Near the beginning of the summer of 1999, The Rock began seriously challenging Steve Austin for the number one spot in the company. In an extremely rare instance, we were seeing two wrestlers in the very same era who were about as popular as Hogan was in the eighties. In my opinion, Rock did surpass Austin from a popularity standpoint this year. I feel he started getting slightly bigger crowd reactions than Austin, and when Austin was out injured and Rock officially took over as the top face in the company, the ratings continued to rise. A big contributing factor to this was that WCW was in disarray at this point and no longer had a competitive product. But still, that doesn’t take away from Rock’s popularity.
However, if Rock is removed from wrestling history, I don’t feel much changes. I understand that when Austin was injured there was no one else in the company that had nearly the star power that Rock had. But Austin would only be out for about a year, the WWE had so much momentum going into Survivor Series 99, when Austin officially went out injured, and WCW was turning into such a mess on screen and behind the scenes. Without Rock to replace Austin, ratings would not have been as high in Austin’s absence. But WCW was so self-destructive that it was unreasonable to think they could turn the tide in the Monday Night War and start beating Raw again. Their ratings would have been a little higher, but they still would not have been competitive. They still would have been losing lots of money every week and Time Warner still would have ultimately made the decision in 2001 to remove WCW programming from their networks. The WWF still would have bought WCW and put them out of business. WWE would still be where it is today had Rock never been a part of the company. During the year Austin was out they probably wouldn’t have made as much money and we probably would have seen pro wrestling fade from the main stream earlier than it did without Rock. But the end result of the WWF purchasing WCW still would have happened.
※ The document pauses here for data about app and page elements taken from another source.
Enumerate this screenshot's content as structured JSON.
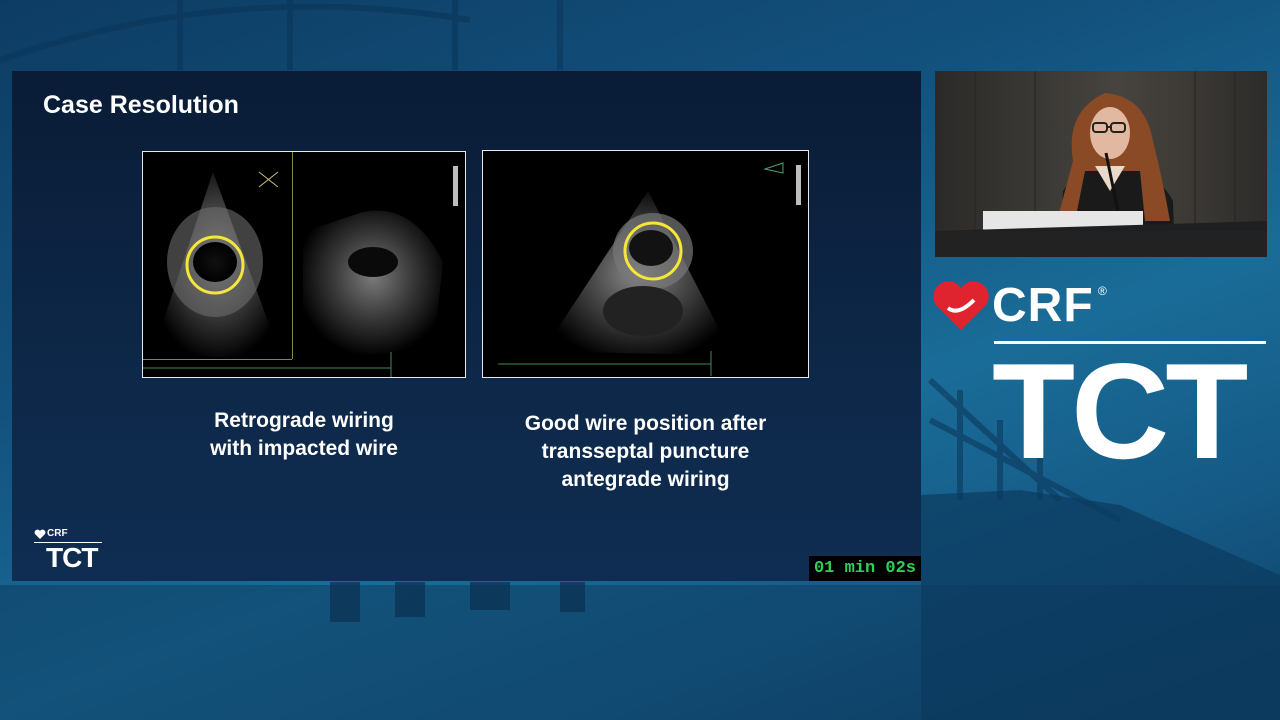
{
  "slide": {
    "title": "Case Resolution",
    "captions": [
      {
        "lines": [
          "Retrograde wiring",
          "with impacted wire"
        ]
      },
      {
        "lines": [
          "Good wire position after",
          "transseptal puncture",
          "antegrade wiring"
        ]
      }
    ],
    "footer_logo": {
      "crf": "CRF",
      "tct": "TCT"
    }
  },
  "timer": {
    "text": "01 min 02s",
    "color": "#2fd05a"
  },
  "brand": {
    "crf": "CRF",
    "registered": "®",
    "tct": "TCT",
    "heart_color": "#e0242f"
  },
  "colors": {
    "highlight_circle": "#f5e63a",
    "slide_bg": "#0b1f3b"
  },
  "icons": [
    "crf-heart-icon",
    "bridge-background"
  ]
}
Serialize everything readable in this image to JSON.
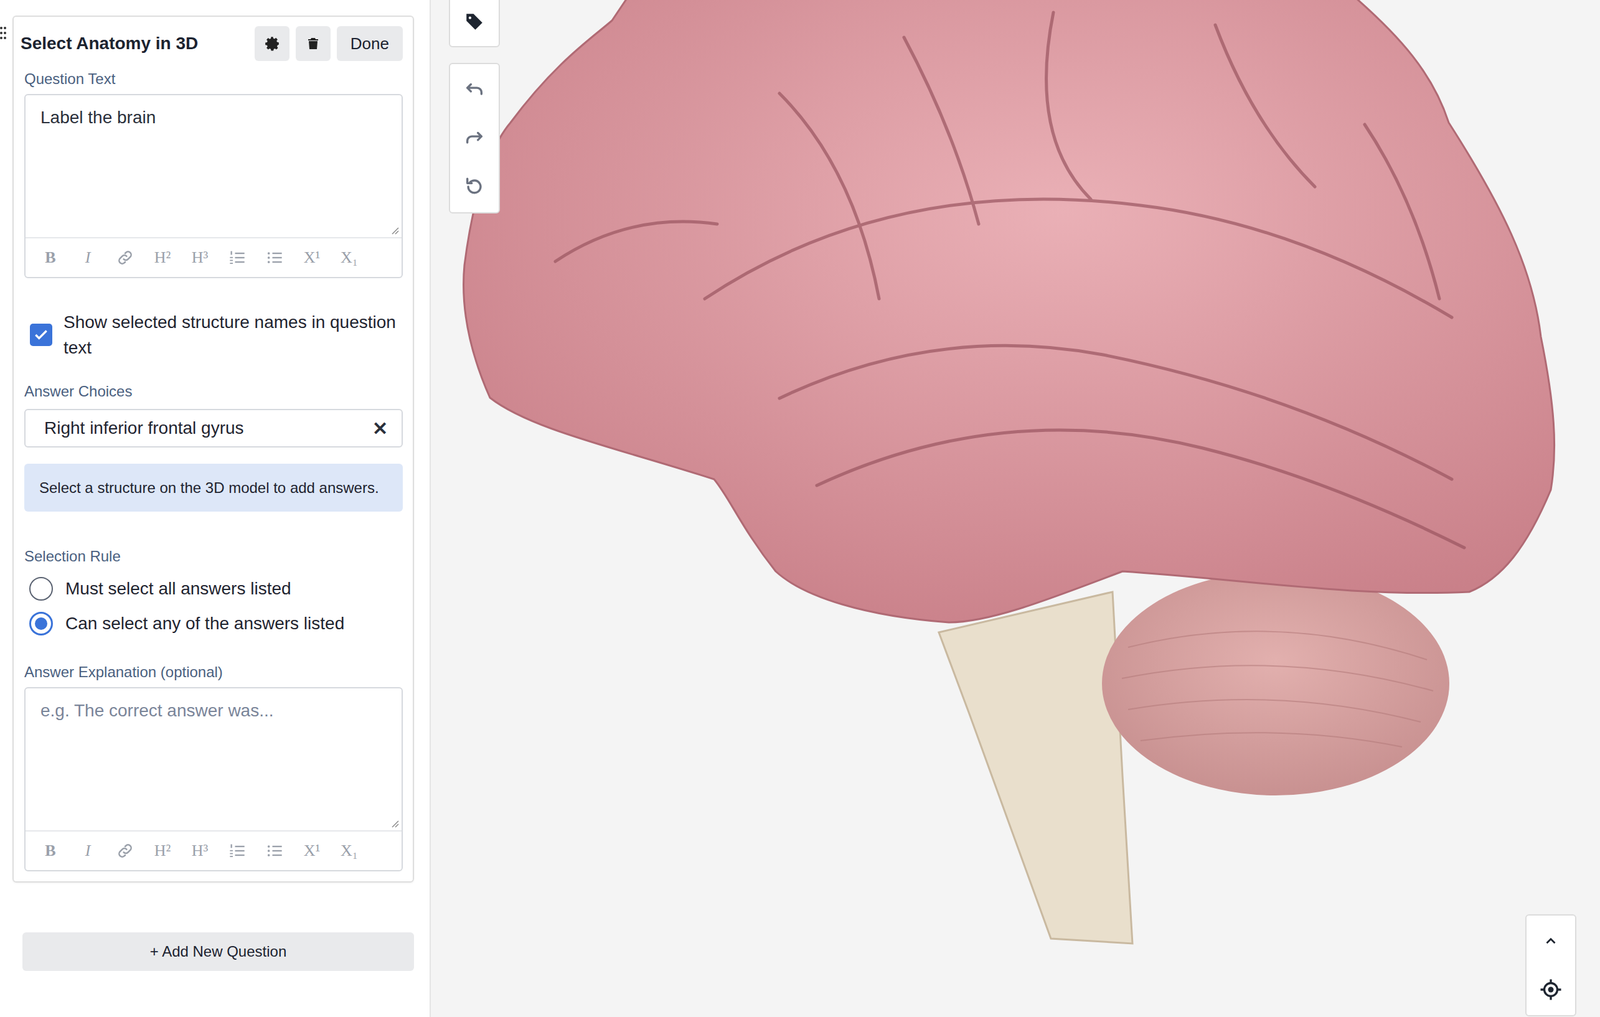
{
  "question_card": {
    "title": "Select Anatomy in 3D",
    "done_button": "Done",
    "question_text_label": "Question Text",
    "question_text": "Label the brain",
    "question_toolbar": [
      {
        "kind": "text",
        "label": "B"
      },
      {
        "kind": "text",
        "label": "I"
      },
      {
        "kind": "link"
      },
      {
        "kind": "text",
        "label": "H²"
      },
      {
        "kind": "text",
        "label": "H³"
      },
      {
        "kind": "ordered-list"
      },
      {
        "kind": "bullet-list"
      },
      {
        "kind": "text",
        "label": "X¹"
      },
      {
        "kind": "text",
        "label": "X₁"
      }
    ],
    "show_names": {
      "label": "Show selected structure names in question text",
      "checked": true
    },
    "answer_choices_label": "Answer Choices",
    "answers": [
      {
        "label": "Right inferior frontal gyrus",
        "remove": "✕"
      }
    ],
    "hint": "Select a structure on the 3D model to add answers.",
    "selection_rule_label": "Selection Rule",
    "rules": [
      {
        "label": "Must select all answers listed",
        "selected": false
      },
      {
        "label": "Can select any of the answers listed",
        "selected": true
      }
    ],
    "explanation_label": "Answer Explanation (optional)",
    "explanation_placeholder": "e.g. The correct answer was...",
    "explanation_toolbar": [
      {
        "kind": "text",
        "label": "B"
      },
      {
        "kind": "text",
        "label": "I"
      },
      {
        "kind": "link"
      },
      {
        "kind": "text",
        "label": "H²"
      },
      {
        "kind": "text",
        "label": "H³"
      },
      {
        "kind": "ordered-list"
      },
      {
        "kind": "bullet-list"
      },
      {
        "kind": "text",
        "label": "X¹"
      },
      {
        "kind": "text",
        "label": "X₁"
      }
    ]
  },
  "add_question_button": "+ Add New Question"
}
If Austin had never been in WWE, and Rock had been built up enough by early 98 that he became the face of the company and had the same role Austin did that year, could he have made the same impact Austin did? I think he could have. I think Rock could have turned the tide the same way Austin did and Raw would have started winning the ratings battles again. But the way history played out, Rock wasn’t in the right position at the right time to make a lasting change on the product. Austin was, and he is the one who gets most of the credit for the WWF’s turn around in 1998.
Since WrestleMania started in 1985, the three biggest stars in pro wrestling have been Hulk Hogan, Steve Austin, and The Rock. All three were extremely popular, however, I feel that Austin and Hogan were the two that had undeniable, lasting impact on the wrestling industry. Without Hogan, the WWF may not have become a national product, touring all over the country and making the WWF the number one wrestling promotion for the majority of the last three decades. Without Austin, the WWF may not have made a comeback in the Monday Night War and the company going out of business was a serious possibility. And while Rock was arguably just as popular as those two were, if Rock is removed from wrestling history not a whole lot changes. Ratings in 2000 would have been lower, but WWE still would have won the Monday Night War and put WCW out of business. Rock is definitely the biggest star of the three outside of wrestling arguably just as popular as them inside of it, but the level of his impact is drastically less.
Last edited by AliFrazier100; 05-24-2019 at 08:26 PM.